Football, especially the way it is played at the professional level, is not a delicate game. Rather, it’s a dose of blunt force trauma in a world that typically goes out of its way to avoid such things. Maybe that’s why football games are such a spectacle, requiring tens of thousands of people in the
Football, especially the way it is played at the professional level, is not a delicate game. Rather, it’s a dose of blunt force trauma in a world that typically goes out of its way to avoid such things.
Maybe that’s why football games are such a spectacle, requiring tens of thousands of people in the stands–and millions more watching on TV–to fully appreciate the struggle taking place on the field.
Fans who are able to pay the high prices for acquiring tickets to an NFL game expect to see their team–generally the home team–win the game. Whether it’s a blowout or a squeaker that comes down to the final play from scrimmage, the home team emerges victorious more often than not in professional football.
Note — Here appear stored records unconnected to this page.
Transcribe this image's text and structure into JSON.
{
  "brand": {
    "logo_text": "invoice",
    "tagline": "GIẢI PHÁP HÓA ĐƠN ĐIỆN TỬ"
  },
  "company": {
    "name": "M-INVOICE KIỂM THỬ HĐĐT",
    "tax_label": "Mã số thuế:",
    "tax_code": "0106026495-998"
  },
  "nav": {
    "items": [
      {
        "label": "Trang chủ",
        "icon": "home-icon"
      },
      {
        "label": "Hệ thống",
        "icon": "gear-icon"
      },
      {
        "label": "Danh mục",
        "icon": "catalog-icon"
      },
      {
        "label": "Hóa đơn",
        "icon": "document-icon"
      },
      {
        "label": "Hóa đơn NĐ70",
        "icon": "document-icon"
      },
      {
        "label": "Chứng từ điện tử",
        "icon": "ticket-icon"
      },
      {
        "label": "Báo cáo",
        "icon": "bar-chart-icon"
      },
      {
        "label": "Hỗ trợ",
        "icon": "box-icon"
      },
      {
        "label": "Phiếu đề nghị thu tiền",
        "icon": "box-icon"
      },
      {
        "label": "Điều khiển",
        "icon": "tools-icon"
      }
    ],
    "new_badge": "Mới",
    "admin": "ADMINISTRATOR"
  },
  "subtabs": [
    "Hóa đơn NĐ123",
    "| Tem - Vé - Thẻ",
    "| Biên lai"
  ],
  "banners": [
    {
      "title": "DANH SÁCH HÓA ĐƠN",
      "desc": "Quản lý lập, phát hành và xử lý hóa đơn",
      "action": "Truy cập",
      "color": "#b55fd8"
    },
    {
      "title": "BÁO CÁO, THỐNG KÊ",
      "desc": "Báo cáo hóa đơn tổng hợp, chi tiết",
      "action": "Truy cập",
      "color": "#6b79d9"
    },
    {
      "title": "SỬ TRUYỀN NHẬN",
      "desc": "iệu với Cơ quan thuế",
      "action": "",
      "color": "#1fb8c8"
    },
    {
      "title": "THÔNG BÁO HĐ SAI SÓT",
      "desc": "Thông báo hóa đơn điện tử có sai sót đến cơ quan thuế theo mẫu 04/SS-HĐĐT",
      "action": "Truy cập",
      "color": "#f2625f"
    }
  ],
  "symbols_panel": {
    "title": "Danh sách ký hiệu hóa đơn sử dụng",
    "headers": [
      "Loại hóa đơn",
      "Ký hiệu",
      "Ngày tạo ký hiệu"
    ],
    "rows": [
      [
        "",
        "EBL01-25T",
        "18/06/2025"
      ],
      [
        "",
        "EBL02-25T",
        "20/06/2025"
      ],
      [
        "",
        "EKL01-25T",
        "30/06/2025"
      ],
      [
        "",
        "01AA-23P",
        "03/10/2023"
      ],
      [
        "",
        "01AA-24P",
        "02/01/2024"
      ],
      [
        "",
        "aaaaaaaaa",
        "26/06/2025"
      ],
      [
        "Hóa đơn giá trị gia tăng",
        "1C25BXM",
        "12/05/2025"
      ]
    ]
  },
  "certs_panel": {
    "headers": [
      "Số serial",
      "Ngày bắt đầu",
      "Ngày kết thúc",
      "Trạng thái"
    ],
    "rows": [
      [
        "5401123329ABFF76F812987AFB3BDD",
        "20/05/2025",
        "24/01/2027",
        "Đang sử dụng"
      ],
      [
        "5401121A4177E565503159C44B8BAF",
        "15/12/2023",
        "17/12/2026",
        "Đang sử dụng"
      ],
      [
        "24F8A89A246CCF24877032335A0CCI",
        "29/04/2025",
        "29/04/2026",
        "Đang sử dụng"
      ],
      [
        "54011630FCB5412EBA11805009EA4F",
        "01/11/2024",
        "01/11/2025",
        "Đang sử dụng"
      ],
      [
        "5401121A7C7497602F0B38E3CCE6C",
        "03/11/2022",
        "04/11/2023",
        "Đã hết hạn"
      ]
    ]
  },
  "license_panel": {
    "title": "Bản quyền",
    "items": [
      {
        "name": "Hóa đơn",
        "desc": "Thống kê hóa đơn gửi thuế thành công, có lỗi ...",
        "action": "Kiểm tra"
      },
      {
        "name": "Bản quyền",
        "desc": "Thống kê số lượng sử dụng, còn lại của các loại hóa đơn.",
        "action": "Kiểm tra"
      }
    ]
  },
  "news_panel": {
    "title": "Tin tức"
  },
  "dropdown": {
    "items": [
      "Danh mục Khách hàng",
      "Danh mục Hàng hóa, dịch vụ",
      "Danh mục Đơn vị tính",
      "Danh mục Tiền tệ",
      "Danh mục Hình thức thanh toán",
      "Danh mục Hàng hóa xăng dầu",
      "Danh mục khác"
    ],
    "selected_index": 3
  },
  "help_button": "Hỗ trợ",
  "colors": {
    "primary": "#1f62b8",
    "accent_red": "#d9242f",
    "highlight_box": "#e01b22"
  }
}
The words “if necessary” add a layer of unpredictability to ticket sales that doesn’t exist during the regular season. Regular season schedules are released months in advance, and airfare and hotel accommodations can be taken care of months in advance. If someone has a business trip to Seattle in the Spring, for example, and wants to take in a game at Safeco Field, there’s now plenty of lead time to make that happen.
This weekend is something that a sizable part of Chicago has waited for 71 years to see happen.
Some Philadelphia sports fan set down his sour grapes long enough to call into a national sports talk show on Thursday night, and lament that Cubs fans who claim to have waited “all their life” for this moment are forgetting about the White Sox in the World Series back in 2005. That shows how little a Philly fan knows about baseball in Chicago.
With the World Series kicking off in Cleveland on Tuesday night, it’s as good a time as any to consider how different baseball’s championship is from football. Why football? Because its title game has become synonymous with a really big event. It’s so big the NFL aggressively protects against unauthorized use of the term. Hopefully baseball is a bit more relaxed than that.
Anyone who’s ever seen the movie Field of Dreams knows all about the James Earl Jones speech toward the end of the movie. It’s as though Darth Vader came back from the future, put on an amiable face and an old hat, and told us all what we should already know: Baseball marks the time. There’s some imagery from this speech–“America has been erased like a blackboard”– that is playing out right now at the intersection of Clark and Addison Streets in Chicago, where Wrigley Field is located.
If you plan to go to a Cubs game at Wrigley Field this year, or even a road during the regular season or the playoffs, chances are very good that you’ll see lots of Ws. They’ll be everywhere, from t-shirts to car flags to building windows. And when the game ends and the Cubs win, they’ll be all over the ballpark, as well. So what exactly does all this mean?
Biking has exploded in Chicago over the past five years. There are many reasons for this, from moving away from fossil fuels to the expansion of bike lanes–and the creation of some protected bike lanes–throughout the city. And the city’s rideshare program–known as Divvy–has made bike riding in Chicago more commonplace than ever before. Drive on Milwaukee Avenue at any time, day or night, and the number of bicyclists sharing the road will truly blow your mind.
There might not be a more overused sports metaphor than the immovable object meeting an irresistible force. Put any power pitcher on the mound–particularly in a save situation–against a good contact hitter, and it won’t be long before this phrase shows up. The idea is that somebody has to win, and somebody else has to lose. There can’t be any other outcome.
by R. Lincoln Harris
The farewell tour has become a thing in recent years, with Chipper Jones, Mariano Rivera, Derek Jeter and now David Ortiz taking a victory lap in their final seasons in the majors. But such a tour was probably never in the cards for Alex Rodriguez, one of the most gifted–and most disliked–baseball players of his generation.